"""

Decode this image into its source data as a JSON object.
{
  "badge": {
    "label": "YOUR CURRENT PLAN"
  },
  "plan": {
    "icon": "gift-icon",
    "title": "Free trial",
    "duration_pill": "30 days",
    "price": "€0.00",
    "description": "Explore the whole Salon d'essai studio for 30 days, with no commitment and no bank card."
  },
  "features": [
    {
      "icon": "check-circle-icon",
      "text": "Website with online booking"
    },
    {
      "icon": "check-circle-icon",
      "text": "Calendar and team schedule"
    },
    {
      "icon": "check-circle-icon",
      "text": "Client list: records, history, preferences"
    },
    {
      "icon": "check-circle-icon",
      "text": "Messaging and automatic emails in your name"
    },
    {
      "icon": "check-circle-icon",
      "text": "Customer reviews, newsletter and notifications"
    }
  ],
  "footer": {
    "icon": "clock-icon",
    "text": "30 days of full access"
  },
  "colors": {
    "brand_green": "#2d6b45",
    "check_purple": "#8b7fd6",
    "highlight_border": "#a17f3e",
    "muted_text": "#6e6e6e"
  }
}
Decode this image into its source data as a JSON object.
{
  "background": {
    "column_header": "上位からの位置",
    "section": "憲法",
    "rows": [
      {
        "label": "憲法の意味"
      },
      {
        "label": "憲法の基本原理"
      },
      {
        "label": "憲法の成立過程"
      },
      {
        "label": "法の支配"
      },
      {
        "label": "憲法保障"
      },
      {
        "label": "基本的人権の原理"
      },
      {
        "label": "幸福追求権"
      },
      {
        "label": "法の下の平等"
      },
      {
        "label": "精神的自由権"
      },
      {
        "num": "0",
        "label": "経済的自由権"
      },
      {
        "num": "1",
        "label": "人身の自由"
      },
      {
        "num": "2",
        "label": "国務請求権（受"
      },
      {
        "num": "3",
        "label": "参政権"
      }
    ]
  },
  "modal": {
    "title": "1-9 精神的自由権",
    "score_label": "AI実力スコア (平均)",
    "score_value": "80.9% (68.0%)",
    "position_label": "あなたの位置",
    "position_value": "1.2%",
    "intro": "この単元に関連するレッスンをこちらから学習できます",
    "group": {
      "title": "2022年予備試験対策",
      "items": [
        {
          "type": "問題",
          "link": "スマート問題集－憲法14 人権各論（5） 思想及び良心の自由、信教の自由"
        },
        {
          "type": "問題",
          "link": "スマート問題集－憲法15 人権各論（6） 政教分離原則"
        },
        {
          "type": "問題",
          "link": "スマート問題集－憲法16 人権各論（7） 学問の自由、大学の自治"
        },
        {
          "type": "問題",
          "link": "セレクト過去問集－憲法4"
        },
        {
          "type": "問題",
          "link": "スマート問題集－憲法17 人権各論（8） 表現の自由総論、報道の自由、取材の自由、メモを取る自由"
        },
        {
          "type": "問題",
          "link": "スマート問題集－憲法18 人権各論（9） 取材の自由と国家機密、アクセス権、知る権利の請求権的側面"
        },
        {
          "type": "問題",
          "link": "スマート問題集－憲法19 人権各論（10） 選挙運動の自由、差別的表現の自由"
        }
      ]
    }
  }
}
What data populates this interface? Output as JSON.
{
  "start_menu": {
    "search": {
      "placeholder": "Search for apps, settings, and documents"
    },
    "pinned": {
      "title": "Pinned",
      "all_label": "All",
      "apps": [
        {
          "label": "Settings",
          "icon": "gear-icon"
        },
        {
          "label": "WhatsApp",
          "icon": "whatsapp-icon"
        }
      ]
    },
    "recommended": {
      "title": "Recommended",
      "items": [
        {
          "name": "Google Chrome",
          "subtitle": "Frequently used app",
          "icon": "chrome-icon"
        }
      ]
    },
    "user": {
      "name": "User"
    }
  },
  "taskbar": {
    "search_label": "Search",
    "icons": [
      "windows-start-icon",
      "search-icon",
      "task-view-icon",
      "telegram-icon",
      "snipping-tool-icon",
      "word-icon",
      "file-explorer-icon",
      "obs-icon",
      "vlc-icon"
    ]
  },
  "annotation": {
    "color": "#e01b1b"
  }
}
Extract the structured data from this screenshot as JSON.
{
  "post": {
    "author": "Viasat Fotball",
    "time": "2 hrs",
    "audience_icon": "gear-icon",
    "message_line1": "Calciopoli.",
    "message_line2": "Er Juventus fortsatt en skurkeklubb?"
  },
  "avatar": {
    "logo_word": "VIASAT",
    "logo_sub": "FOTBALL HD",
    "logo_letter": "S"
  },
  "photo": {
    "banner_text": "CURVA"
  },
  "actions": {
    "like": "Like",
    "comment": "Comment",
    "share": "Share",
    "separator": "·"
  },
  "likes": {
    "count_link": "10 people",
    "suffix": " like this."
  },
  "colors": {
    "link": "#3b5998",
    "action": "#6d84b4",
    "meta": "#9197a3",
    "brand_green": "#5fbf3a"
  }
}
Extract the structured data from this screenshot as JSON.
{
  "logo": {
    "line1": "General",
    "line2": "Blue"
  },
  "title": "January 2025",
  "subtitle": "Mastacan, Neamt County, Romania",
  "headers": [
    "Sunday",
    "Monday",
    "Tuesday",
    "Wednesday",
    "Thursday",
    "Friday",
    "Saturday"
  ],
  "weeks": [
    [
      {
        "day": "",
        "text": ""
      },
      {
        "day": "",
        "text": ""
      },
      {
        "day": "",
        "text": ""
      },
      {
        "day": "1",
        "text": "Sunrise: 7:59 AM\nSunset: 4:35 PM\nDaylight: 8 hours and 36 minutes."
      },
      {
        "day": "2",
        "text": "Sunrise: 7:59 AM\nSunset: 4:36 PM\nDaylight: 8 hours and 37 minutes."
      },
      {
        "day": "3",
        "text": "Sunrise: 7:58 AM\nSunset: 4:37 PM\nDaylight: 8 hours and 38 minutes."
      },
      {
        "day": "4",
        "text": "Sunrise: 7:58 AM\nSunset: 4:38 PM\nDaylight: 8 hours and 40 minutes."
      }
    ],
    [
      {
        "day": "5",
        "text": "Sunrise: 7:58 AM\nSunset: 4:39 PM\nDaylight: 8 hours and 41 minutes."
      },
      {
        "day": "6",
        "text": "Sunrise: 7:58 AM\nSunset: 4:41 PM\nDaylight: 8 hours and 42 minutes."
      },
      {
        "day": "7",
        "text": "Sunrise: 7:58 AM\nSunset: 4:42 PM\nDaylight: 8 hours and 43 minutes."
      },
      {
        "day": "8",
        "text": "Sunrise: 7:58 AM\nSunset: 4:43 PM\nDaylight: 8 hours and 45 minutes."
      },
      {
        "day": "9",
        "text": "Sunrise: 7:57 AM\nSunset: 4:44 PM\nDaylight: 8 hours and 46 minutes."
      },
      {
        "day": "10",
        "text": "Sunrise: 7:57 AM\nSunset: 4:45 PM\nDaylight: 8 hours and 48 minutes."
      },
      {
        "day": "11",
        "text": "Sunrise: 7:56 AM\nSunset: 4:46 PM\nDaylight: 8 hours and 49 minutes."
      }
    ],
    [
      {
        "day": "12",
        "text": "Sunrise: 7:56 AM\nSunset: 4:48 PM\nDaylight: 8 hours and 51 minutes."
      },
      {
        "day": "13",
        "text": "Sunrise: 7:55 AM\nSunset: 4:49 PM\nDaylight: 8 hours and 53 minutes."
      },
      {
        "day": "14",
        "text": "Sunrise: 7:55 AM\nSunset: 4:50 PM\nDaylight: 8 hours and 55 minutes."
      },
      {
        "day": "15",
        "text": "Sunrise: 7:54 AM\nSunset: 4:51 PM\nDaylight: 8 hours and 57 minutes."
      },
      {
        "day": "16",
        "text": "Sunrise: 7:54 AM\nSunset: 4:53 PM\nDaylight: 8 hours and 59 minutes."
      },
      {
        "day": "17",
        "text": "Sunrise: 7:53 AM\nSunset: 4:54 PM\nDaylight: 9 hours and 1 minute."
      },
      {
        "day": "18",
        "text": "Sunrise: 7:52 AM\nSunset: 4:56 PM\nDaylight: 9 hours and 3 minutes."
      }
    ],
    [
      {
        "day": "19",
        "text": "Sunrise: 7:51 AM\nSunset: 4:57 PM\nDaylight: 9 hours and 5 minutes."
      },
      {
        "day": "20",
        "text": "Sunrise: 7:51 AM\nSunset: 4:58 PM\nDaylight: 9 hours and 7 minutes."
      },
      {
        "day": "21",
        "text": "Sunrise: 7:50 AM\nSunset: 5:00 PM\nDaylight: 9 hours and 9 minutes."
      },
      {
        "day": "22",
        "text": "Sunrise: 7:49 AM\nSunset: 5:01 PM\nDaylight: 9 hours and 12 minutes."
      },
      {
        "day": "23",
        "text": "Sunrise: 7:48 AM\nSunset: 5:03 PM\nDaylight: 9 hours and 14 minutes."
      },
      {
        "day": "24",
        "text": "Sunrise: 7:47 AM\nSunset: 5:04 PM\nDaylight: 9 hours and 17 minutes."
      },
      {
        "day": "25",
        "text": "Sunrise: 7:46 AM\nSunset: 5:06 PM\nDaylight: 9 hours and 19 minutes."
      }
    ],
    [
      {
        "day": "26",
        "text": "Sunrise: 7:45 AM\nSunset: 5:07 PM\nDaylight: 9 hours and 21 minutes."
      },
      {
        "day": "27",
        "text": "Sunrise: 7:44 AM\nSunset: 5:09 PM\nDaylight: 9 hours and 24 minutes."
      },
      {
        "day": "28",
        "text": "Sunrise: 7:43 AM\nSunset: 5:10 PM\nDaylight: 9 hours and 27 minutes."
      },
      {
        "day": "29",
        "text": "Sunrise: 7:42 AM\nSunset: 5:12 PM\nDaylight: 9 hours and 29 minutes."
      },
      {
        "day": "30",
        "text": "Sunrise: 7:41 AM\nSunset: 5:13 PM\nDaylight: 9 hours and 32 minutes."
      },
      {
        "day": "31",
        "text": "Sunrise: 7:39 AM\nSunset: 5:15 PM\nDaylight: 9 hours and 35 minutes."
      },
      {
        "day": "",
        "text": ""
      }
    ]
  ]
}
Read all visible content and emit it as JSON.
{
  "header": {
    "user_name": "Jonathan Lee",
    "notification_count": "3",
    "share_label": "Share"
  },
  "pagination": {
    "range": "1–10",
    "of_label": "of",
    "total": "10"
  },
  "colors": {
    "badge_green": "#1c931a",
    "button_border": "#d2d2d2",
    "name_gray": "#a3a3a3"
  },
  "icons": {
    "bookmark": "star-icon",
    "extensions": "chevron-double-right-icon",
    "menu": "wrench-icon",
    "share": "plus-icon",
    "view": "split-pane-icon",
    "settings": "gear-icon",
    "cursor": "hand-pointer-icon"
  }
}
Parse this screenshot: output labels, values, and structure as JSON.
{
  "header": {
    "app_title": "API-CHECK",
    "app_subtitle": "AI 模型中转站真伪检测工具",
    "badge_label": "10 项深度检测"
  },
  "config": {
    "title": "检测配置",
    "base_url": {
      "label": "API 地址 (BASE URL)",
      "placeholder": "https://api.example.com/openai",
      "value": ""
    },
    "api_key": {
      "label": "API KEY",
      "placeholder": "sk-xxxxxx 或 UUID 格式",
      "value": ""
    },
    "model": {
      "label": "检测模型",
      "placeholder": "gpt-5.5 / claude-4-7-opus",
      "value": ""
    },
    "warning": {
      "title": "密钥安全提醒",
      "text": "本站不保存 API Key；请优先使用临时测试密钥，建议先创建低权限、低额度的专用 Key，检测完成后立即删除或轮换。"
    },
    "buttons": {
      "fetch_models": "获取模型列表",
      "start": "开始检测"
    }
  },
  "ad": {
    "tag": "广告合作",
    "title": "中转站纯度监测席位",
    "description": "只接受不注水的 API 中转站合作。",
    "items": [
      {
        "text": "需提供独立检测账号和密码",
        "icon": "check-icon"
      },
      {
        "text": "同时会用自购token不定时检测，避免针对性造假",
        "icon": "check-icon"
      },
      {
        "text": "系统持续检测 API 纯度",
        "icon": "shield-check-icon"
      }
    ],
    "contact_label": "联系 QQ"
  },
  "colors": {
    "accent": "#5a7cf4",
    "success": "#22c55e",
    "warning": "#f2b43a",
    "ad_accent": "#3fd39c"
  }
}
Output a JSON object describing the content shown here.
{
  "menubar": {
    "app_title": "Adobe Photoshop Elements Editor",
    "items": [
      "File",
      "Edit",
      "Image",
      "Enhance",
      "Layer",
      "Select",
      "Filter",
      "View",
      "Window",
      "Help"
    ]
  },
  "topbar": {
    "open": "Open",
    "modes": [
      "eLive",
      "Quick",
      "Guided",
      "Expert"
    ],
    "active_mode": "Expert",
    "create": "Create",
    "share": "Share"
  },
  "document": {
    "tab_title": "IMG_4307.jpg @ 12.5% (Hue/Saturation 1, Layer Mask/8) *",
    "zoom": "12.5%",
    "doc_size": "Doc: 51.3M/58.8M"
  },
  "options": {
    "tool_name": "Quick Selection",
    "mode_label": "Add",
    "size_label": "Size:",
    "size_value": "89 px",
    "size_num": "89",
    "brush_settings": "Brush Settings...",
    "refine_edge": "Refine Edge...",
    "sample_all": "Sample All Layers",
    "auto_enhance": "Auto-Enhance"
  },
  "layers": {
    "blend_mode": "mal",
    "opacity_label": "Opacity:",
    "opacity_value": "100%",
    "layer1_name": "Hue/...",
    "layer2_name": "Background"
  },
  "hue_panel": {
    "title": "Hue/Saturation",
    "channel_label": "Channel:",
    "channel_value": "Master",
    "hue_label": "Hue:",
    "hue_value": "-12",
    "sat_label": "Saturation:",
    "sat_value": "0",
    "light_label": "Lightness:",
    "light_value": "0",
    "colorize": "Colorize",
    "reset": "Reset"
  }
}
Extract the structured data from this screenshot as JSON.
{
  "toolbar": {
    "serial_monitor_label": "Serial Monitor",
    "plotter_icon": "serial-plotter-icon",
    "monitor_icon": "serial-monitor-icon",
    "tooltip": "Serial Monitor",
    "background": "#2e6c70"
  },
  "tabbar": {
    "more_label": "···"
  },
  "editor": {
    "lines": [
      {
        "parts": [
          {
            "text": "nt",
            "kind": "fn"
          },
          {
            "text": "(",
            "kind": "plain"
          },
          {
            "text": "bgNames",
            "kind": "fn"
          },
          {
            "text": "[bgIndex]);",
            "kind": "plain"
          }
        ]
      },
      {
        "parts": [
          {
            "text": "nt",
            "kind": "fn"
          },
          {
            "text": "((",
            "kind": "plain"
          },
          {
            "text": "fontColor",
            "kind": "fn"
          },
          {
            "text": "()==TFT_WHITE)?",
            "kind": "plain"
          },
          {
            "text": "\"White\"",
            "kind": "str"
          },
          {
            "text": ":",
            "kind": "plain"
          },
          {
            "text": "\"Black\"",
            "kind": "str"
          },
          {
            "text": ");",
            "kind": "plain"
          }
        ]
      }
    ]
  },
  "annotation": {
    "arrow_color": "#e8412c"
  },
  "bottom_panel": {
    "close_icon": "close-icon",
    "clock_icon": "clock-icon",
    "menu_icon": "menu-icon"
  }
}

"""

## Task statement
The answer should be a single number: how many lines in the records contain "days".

## Written solution
3